### The problem
From the listing below, select every line where the word "JSON" appears.

### Data excerpts
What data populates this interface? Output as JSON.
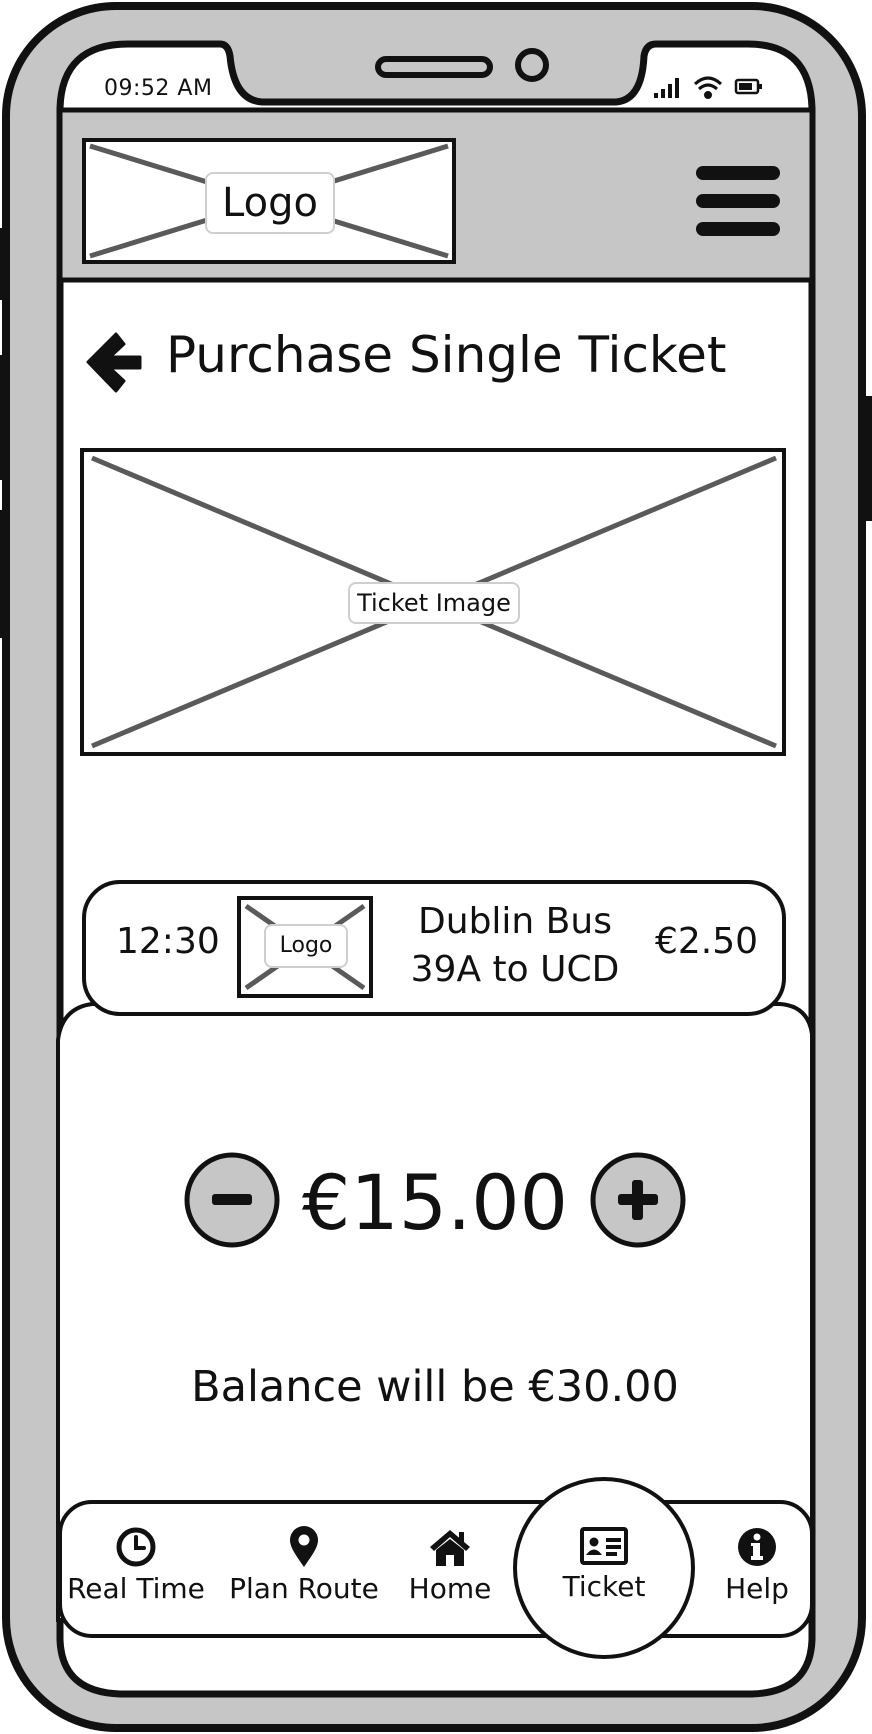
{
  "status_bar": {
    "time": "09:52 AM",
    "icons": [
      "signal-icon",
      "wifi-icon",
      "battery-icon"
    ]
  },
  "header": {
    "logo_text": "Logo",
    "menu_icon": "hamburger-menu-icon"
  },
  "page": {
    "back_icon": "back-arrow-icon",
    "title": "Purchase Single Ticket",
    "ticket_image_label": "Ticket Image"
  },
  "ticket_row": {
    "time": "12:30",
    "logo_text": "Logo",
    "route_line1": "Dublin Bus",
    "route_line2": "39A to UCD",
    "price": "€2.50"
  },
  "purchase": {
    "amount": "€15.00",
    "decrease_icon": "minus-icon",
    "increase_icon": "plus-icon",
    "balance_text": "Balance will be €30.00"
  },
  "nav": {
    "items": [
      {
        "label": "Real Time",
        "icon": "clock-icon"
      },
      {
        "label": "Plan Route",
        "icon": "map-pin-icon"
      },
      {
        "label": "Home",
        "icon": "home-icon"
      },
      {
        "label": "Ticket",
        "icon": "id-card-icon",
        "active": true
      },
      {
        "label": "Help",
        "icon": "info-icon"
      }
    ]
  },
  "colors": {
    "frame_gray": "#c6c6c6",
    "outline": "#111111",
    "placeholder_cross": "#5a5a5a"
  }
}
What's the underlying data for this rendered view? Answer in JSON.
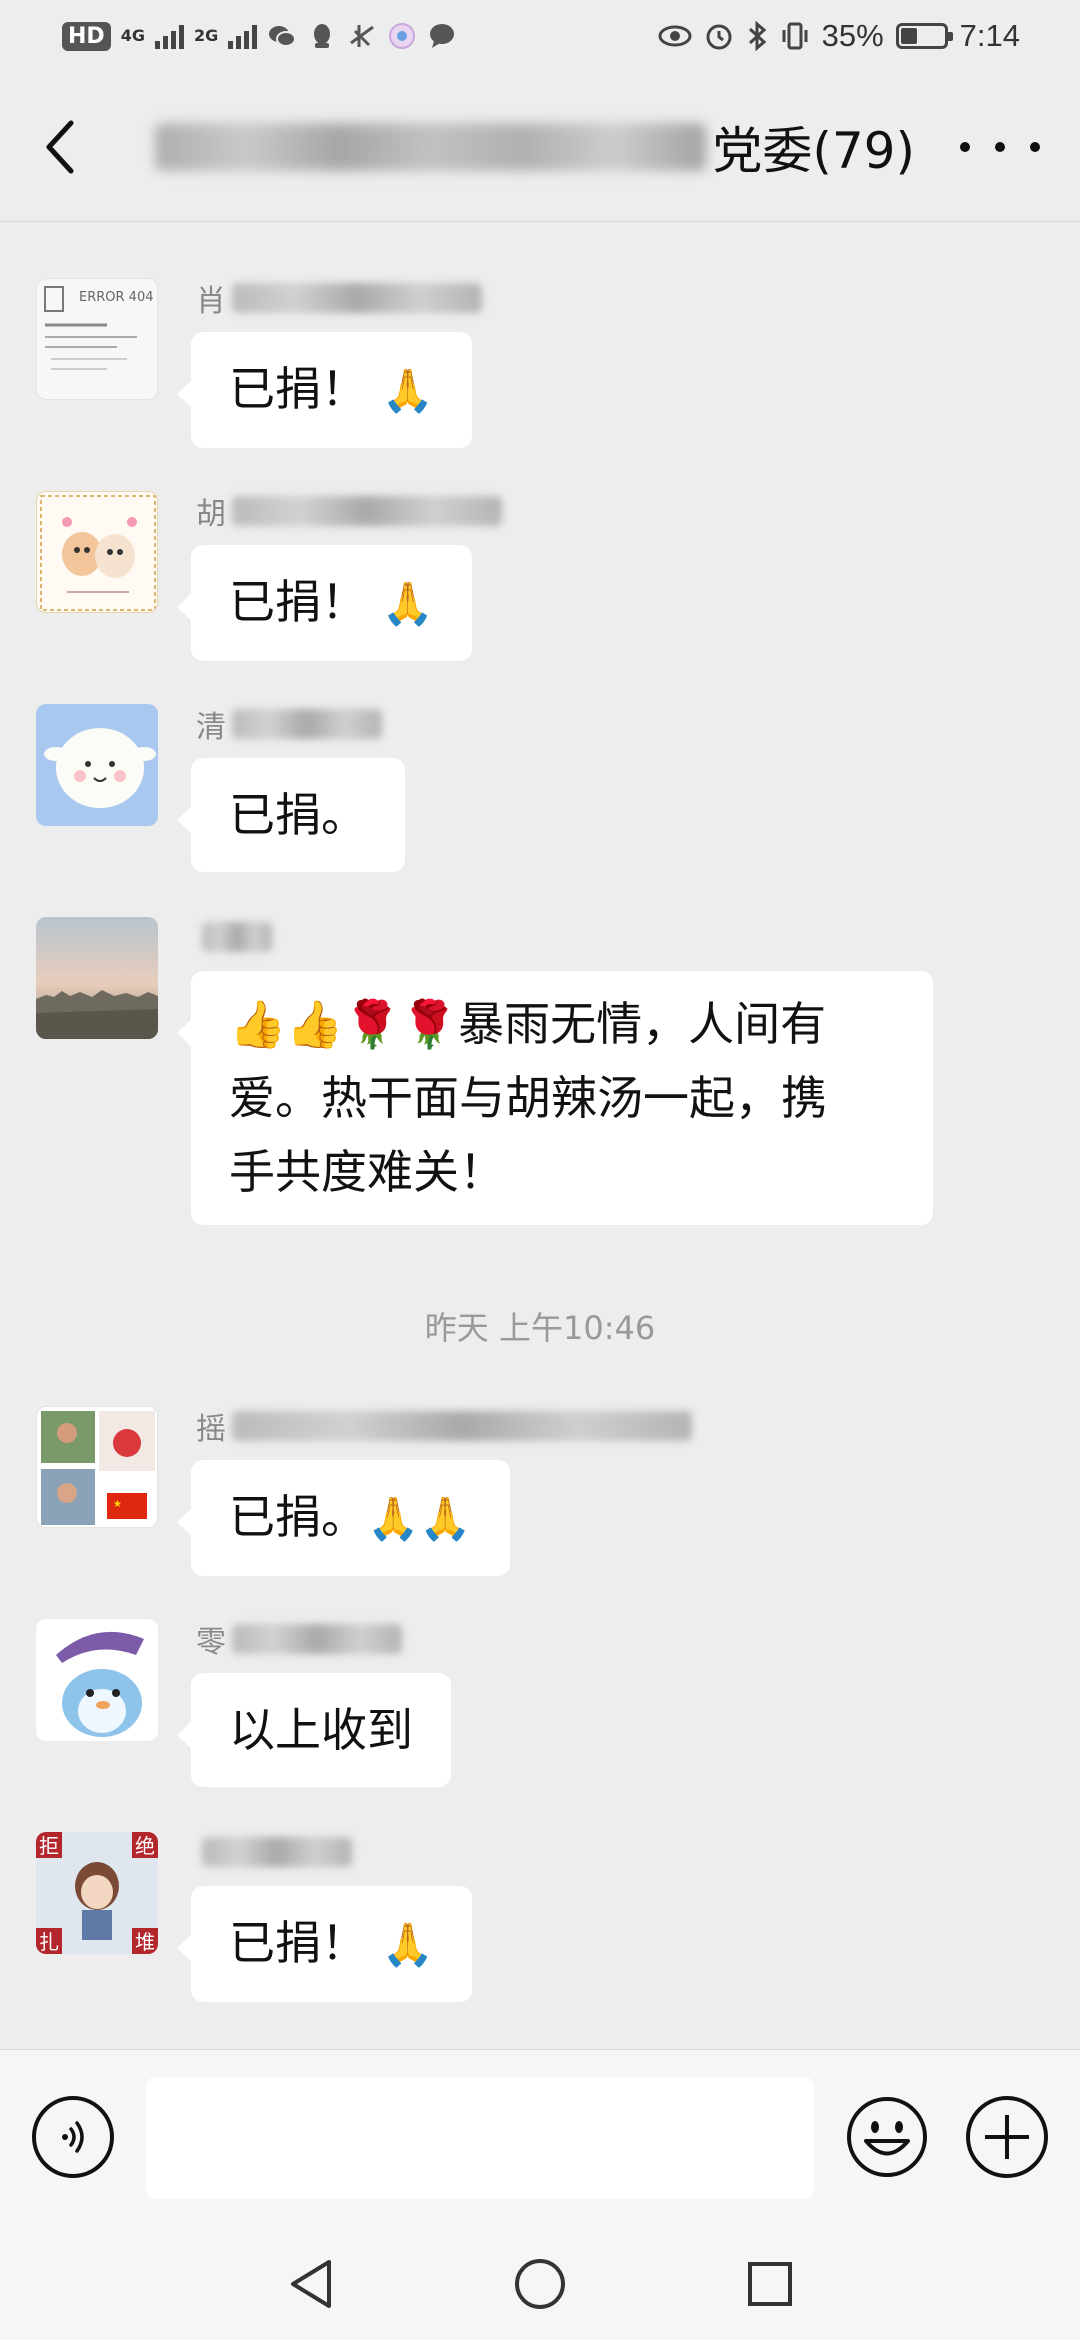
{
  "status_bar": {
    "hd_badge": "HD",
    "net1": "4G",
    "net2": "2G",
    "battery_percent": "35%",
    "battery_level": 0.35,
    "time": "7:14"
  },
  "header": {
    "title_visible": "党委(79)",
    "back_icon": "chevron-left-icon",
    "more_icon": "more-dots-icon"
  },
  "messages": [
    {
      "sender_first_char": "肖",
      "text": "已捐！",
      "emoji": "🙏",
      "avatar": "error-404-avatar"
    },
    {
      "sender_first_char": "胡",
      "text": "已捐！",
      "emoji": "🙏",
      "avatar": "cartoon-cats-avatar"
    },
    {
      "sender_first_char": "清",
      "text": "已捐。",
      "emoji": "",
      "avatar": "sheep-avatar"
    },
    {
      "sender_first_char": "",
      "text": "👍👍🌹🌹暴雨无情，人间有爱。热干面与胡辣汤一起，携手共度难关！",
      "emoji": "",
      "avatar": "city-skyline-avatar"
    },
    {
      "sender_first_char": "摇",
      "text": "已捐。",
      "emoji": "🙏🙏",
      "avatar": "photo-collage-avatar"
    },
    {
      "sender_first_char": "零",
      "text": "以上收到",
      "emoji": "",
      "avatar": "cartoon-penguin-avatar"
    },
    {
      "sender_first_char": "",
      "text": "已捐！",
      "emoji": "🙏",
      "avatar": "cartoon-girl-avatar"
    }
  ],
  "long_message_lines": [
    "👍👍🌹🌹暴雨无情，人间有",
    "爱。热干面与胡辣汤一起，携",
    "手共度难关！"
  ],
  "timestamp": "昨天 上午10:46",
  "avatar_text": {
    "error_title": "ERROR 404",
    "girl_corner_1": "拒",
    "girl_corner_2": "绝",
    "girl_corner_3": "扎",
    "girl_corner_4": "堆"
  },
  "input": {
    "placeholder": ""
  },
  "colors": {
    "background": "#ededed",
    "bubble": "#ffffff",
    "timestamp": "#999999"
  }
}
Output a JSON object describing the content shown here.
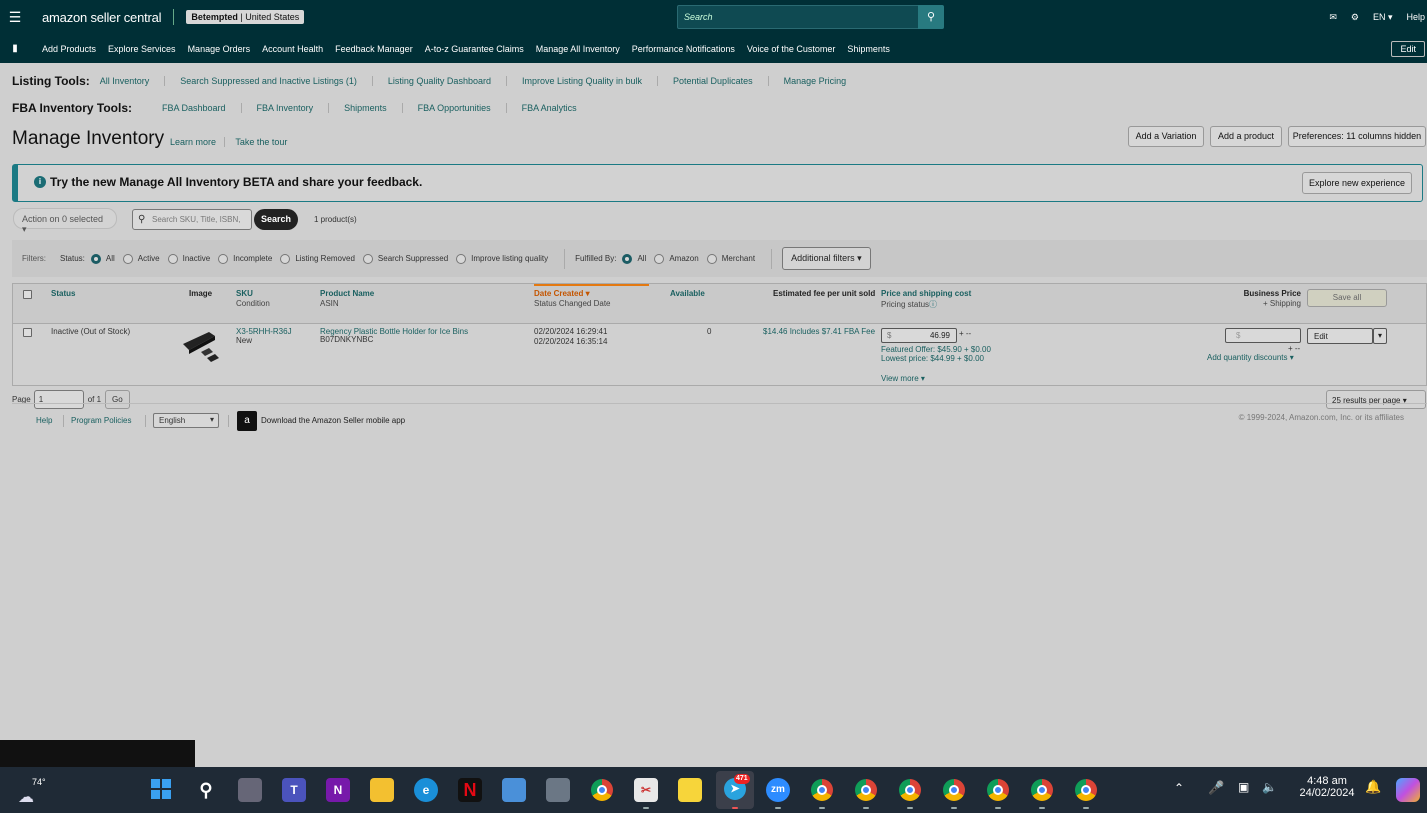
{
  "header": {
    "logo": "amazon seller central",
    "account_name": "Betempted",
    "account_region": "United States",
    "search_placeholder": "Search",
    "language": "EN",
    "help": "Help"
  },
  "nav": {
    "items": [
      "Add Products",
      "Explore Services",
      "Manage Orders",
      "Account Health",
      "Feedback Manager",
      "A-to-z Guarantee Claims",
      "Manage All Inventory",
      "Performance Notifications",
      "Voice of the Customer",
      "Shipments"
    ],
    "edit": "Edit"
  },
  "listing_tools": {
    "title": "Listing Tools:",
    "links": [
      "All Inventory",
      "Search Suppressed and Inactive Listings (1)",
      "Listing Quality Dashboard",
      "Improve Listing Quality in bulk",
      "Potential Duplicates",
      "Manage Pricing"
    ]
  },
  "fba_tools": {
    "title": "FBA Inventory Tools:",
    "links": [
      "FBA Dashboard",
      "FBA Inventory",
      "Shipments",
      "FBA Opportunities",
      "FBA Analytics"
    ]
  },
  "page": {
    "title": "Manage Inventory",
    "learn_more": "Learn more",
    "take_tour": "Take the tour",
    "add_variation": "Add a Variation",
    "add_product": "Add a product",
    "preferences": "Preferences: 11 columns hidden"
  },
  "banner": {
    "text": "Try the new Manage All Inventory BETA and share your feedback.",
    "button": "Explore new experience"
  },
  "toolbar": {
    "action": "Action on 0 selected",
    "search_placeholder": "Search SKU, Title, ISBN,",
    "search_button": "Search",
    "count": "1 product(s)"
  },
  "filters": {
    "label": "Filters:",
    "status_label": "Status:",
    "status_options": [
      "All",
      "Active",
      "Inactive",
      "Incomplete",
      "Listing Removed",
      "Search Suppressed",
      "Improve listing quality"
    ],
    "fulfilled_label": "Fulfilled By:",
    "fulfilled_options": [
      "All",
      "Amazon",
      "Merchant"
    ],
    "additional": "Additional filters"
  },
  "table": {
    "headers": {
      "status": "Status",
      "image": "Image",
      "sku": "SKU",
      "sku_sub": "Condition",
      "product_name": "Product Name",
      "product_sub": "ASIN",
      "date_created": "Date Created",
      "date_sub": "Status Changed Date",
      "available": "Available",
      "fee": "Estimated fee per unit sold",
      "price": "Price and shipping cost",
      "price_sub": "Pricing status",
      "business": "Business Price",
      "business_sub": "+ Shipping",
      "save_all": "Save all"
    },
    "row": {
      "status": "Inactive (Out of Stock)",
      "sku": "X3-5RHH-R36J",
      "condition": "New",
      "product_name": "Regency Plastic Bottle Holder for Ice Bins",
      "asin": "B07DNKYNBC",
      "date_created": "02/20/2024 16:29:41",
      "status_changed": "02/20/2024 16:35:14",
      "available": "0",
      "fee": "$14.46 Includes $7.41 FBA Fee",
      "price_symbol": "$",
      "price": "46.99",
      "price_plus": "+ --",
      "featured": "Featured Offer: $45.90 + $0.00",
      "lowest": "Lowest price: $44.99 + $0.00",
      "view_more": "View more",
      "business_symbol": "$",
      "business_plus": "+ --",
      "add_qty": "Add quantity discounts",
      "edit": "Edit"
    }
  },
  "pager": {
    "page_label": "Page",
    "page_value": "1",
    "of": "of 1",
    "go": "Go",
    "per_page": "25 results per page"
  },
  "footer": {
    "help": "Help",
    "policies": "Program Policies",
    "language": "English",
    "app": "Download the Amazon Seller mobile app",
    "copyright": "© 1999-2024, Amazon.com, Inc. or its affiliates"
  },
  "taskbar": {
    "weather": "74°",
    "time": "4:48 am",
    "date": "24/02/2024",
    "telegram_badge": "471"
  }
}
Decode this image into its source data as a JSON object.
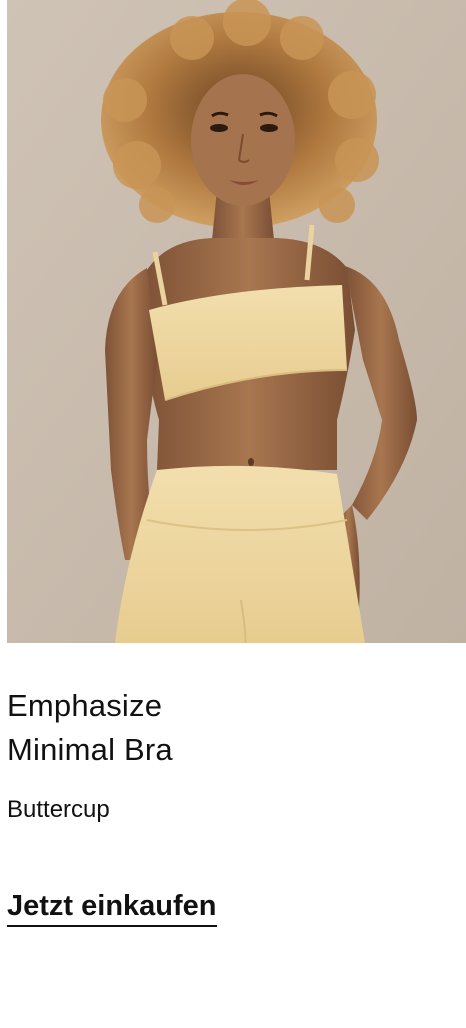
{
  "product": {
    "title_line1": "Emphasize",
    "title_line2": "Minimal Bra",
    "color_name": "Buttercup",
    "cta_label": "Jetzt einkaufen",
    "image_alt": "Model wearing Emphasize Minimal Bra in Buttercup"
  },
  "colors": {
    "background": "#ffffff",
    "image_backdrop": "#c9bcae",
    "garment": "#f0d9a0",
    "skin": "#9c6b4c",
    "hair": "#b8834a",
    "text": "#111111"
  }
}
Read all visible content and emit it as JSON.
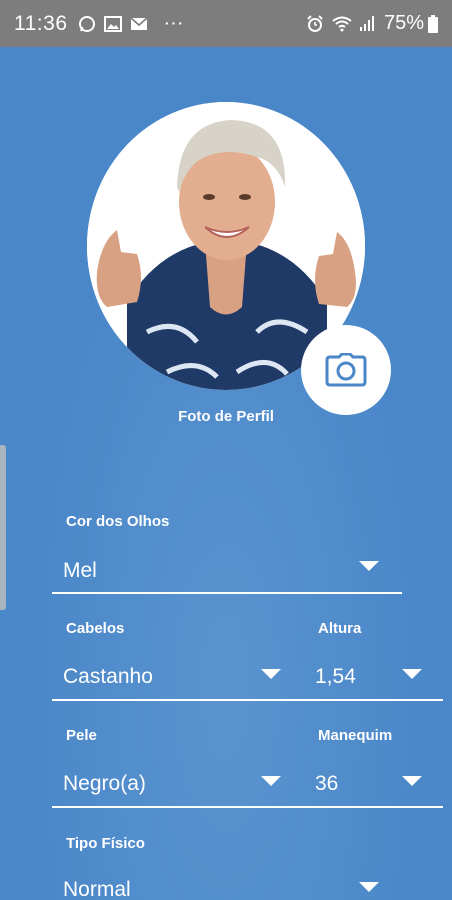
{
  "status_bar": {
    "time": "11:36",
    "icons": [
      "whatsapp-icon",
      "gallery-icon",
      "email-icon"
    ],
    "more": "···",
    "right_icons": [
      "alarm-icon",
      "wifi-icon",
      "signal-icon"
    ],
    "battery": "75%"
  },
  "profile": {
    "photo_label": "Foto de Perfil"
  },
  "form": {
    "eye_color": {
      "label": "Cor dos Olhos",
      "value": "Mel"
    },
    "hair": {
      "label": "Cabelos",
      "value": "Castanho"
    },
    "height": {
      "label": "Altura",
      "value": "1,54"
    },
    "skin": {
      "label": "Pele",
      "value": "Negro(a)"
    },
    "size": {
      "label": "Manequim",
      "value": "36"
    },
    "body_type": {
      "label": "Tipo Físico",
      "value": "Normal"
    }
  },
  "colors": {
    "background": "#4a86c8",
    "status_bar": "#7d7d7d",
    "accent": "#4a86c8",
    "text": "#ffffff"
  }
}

### Written solution
What data populates this interface? Output as JSON.
What's the underlying data for this rendered view? Answer in JSON.
Output a JSON object describing the content shown here.
Decode this image into its source data as a JSON object.
Read all visible content and emit it as JSON.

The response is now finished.